“I am delighted by the decision of the IBC directors and would like to thank our partners IPT and Policontrol, and of course my colleagues from the news group who endured hard times producing this work,” said Fernando Guieros from TV Globo. “I would also like to say that it is a privilege to work for a company like TV Globo that promotes innovation, supporting a small but very talented in-house R & D team.”

His colleague Raymundo Barros added “this project was only made possible due to the contribution of professionals coming from 14 different TV Globo departments who turned the term technical operations into a true co-operation. Thank you my friends: thank you very much indeed.”


Size matters

The IBC2010 Conference Prize, for the best argued paper in the technical conference, went to an analysis of the way that screen size affects the viewer’s perception of depth in stereoscopic imagery. Does size matter? was written by Laurent Chauvier, Kevin Murray, Simon Parnall, Ray Taylor and James Walker of NDS.

 Receiving the award on behalf of his colleagues, Dr Kevin Murray said “We are deeply honoured by and surprised at this recognition of our work in this new, fascinating and developing area. We hope that this work contributes to the growing body of knowledge on 3D for television.”

Exhibition design

Underlining the importance of good design to creating a welcoming and informative exhibition, IBC presents awards for the stands which most impress the judges.

This year the winner of the larger free design stand was WASP3D from India, with the stands of Irdeto and Dolby highly commended. For smaller free design stands Miller Camera Support was highly commended but the award went to ioko, who incidentally won an exhibition award three years ago when it was a shell scheme exhibitor.

 This year’s shell scheme prize went to the smallest stand at IBC2010: Wenham Carter International. TriVis Weather Graphix and Phabrix were highly commended.


Sneak preview

It is becoming a tradition that the IBC Awards Ceremony closes with an exclusive preview of a forthcoming blockbuster movie, helping put all the technology and co-operation into context with the finest content available.

This year the audience saw an extended sequence from Tron: Legacy, the long-awaited sequel to the 1980s sci-fi classic. Walt Disney Pictures will release it at the end of December, but IBC visitors got a sneak peek at the astounding mix of live and virtual reality action. It was a fitting end to a spectacular evening.

About IBC
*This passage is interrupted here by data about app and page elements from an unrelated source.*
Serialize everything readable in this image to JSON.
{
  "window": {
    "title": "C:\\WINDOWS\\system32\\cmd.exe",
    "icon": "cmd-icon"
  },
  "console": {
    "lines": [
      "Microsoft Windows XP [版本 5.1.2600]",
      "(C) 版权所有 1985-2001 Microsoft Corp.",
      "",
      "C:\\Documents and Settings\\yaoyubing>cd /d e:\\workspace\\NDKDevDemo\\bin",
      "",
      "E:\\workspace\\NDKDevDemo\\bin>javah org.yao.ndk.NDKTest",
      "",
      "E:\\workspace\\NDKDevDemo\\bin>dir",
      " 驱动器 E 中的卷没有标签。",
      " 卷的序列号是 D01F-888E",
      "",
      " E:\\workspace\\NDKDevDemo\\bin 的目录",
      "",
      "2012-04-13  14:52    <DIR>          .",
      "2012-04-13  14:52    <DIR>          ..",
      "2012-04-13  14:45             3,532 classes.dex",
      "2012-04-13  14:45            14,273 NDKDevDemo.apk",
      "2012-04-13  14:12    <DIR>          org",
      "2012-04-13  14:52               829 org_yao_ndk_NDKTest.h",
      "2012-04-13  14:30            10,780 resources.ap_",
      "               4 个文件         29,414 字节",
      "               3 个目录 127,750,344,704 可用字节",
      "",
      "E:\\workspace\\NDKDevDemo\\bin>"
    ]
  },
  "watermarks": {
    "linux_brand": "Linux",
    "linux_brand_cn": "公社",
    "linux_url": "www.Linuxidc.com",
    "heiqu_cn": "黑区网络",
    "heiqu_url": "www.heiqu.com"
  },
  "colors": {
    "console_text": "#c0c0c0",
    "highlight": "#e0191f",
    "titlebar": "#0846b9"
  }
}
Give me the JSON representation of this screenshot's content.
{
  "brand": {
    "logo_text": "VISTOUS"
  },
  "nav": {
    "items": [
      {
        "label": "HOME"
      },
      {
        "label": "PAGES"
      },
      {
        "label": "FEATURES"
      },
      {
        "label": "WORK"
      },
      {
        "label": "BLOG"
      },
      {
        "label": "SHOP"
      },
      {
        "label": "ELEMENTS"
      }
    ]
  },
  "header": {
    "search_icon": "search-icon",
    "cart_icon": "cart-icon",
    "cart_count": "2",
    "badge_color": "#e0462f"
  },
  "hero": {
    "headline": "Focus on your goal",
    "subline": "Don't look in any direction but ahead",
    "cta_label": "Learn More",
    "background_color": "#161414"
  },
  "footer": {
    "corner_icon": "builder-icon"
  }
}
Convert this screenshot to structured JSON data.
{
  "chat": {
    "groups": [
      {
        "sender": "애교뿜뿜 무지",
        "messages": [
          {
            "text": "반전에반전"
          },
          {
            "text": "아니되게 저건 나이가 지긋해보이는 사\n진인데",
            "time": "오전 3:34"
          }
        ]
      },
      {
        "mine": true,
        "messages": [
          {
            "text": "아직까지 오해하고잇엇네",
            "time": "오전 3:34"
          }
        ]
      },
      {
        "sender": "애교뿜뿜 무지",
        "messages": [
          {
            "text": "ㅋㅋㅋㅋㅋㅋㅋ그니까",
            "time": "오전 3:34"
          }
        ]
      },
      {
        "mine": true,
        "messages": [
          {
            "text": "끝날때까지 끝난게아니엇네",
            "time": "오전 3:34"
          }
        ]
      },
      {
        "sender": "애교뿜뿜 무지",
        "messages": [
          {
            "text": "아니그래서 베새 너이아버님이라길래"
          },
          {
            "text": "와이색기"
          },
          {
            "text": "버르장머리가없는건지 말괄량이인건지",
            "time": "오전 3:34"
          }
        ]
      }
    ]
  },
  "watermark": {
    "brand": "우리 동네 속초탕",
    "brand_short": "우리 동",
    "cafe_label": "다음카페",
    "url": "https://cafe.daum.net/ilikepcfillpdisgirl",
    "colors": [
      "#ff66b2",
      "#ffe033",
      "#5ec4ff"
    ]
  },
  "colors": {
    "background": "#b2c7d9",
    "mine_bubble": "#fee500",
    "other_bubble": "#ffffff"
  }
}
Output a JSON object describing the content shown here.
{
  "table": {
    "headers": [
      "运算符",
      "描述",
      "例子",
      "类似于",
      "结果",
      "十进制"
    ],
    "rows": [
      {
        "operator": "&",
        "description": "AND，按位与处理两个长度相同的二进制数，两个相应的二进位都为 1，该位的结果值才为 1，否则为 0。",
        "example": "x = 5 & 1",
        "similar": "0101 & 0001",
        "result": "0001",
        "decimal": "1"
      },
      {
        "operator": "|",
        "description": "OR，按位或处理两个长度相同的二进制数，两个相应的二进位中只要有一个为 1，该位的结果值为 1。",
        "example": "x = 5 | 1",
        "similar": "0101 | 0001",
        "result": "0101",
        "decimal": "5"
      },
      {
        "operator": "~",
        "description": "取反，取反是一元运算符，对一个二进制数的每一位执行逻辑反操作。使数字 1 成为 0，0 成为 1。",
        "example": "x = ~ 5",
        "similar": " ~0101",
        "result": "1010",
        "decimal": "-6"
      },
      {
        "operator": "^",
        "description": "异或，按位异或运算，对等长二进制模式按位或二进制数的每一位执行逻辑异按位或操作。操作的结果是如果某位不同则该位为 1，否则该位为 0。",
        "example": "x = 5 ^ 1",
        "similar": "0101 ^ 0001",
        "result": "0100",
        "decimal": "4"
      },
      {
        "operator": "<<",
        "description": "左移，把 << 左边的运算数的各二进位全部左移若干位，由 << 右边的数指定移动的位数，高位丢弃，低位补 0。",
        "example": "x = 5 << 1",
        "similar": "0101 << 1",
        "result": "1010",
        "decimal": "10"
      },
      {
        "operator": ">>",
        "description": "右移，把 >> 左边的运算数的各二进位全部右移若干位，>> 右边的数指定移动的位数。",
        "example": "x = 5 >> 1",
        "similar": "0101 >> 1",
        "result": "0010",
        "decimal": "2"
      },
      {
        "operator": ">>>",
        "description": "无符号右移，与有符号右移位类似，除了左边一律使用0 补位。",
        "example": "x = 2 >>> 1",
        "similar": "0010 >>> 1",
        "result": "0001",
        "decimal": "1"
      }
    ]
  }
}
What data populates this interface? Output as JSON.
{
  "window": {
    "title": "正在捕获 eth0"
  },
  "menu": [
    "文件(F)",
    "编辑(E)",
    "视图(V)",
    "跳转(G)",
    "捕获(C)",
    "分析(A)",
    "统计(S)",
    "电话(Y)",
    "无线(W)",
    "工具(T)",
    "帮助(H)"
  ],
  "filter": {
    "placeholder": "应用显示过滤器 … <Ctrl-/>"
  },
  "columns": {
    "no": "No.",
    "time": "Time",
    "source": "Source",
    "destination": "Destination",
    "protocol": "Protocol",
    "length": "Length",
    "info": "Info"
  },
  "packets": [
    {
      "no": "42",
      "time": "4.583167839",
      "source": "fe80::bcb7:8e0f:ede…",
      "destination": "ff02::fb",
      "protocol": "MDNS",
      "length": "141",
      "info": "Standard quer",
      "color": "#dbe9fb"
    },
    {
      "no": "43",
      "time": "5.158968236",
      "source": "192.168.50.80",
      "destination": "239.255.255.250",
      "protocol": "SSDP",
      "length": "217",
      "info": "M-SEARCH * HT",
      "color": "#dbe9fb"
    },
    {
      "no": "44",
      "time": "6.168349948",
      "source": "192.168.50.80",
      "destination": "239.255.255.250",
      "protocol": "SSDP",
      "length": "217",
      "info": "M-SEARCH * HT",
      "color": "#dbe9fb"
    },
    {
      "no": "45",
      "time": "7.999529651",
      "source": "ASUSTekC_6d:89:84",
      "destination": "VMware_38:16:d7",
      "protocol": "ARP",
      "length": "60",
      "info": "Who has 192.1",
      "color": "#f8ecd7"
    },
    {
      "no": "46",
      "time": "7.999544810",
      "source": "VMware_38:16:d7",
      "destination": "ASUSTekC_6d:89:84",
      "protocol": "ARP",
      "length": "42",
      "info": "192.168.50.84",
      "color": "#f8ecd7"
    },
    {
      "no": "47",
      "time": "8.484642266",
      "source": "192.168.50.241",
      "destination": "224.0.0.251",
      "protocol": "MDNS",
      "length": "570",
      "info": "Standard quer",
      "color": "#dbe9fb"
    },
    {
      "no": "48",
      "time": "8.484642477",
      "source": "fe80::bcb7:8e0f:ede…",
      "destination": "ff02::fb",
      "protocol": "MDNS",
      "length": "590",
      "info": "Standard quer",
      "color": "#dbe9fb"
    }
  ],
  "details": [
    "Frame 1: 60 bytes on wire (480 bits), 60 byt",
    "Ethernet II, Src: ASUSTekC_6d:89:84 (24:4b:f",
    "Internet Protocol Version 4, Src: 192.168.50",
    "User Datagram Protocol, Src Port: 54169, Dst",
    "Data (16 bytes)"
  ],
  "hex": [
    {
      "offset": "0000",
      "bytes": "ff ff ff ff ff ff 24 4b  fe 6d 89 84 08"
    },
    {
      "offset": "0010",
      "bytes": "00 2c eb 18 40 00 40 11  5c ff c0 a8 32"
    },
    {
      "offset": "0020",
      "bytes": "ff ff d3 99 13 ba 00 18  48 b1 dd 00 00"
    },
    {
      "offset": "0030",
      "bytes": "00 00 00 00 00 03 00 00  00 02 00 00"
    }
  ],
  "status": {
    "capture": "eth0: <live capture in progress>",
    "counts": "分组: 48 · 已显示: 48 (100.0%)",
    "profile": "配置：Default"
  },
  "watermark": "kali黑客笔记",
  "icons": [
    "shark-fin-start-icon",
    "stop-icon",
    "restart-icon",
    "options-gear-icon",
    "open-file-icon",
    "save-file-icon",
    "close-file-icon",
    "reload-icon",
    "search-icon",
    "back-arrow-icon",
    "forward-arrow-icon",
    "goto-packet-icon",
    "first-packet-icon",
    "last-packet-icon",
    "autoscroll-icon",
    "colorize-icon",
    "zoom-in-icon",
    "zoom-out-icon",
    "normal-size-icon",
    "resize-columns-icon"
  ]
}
IBC is the premier annual event for professionals engaged in the creation, management and delivery of entertainment and news content worldwide. In 2009, the show attracted more than 45,000 attendees from 140 countries around the world, exhibiting more than 1,300 of the world's key technology suppliers and showcasing a debate-leading conference that, among other vital sessions, brought together the ASC and the BSC digital camera tests and offered pioneering insight into the latest developments in stereoscopic 3D.